Business messaging company Slack pitched investors Monday about its forthcoming plans to go public in a presentation that was live streamed on the company’s website. Like music-streaming company Spotify, Slack is going public by directly listing its shares on the New York Stock Exchange, which means it won’t raise any capital in the offering and it’s forgoing the traditional roadshow that’s a typical part of the initial public offering process.
In the presentation, the company’s chief executive officer Stewart Butterfield said Slack could someday replace email. “By increasing the return on what people put into communication, there’s a movement from inboxes to channels,” said Mr. Butterfield. “It’s a world that’s team first over individual first.
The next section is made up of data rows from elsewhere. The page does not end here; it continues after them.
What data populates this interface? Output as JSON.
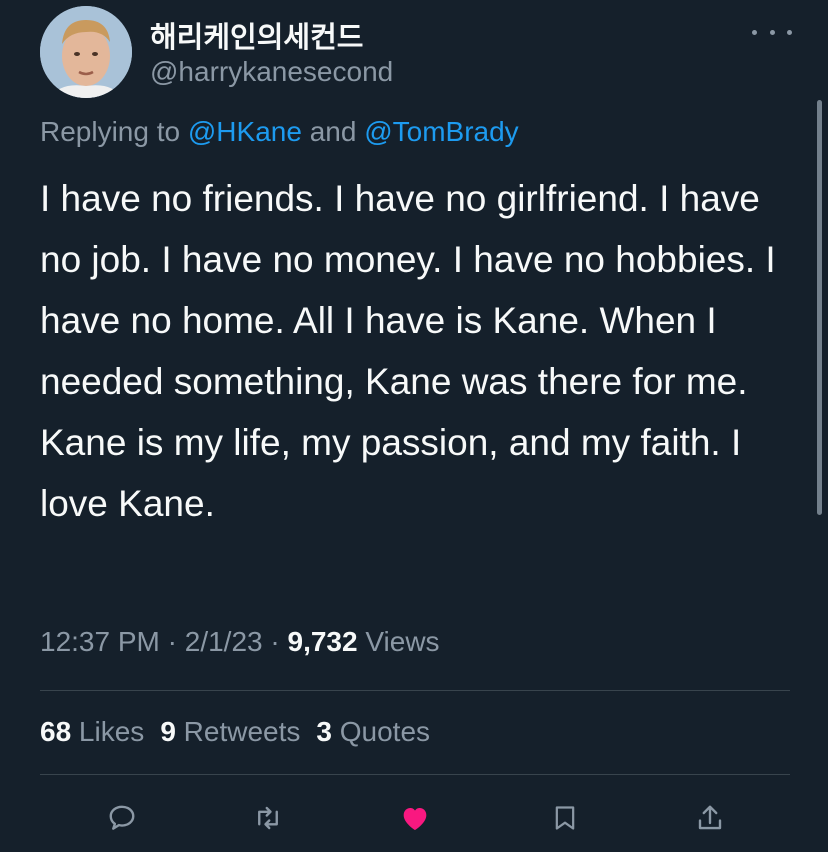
{
  "author": {
    "display_name": "해리케인의세컨드",
    "handle": "@harrykanesecond",
    "avatar": "avatar"
  },
  "reply": {
    "prefix": "Replying to ",
    "mention_1": "@HKane",
    "conjunction": " and ",
    "mention_2": "@TomBrady"
  },
  "tweet": {
    "text": "I have no friends. I have no girlfriend. I have no job. I have no money. I have no hobbies. I have no home. All I have is Kane. When I needed something, Kane was there for me. Kane is my life, my passion, and my faith. I love Kane."
  },
  "meta": {
    "time": "12:37 PM",
    "sep": " · ",
    "date": "2/1/23",
    "views_count": "9,732",
    "views_label": " Views"
  },
  "stats": {
    "likes_count": "68",
    "likes_label": " Likes",
    "retweets_count": "9",
    "retweets_label": " Retweets",
    "quotes_count": "3",
    "quotes_label": " Quotes"
  },
  "actions": [
    {
      "name": "reply-icon"
    },
    {
      "name": "retweet-icon"
    },
    {
      "name": "like-icon",
      "color": "#f91880"
    },
    {
      "name": "bookmark-icon"
    },
    {
      "name": "share-icon"
    }
  ],
  "colors": {
    "background": "#15202b",
    "accent": "#1d9bf0",
    "muted": "#8b98a5",
    "like": "#f91880"
  }
}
The shift is inevitable.”
Investor buy-in to Mr. Butterfield’s vision for Slack’s future as a cornerstone of messaging software services will be key to the success of Slack’s closely watched direct listing, which is expected to take place in June of this year.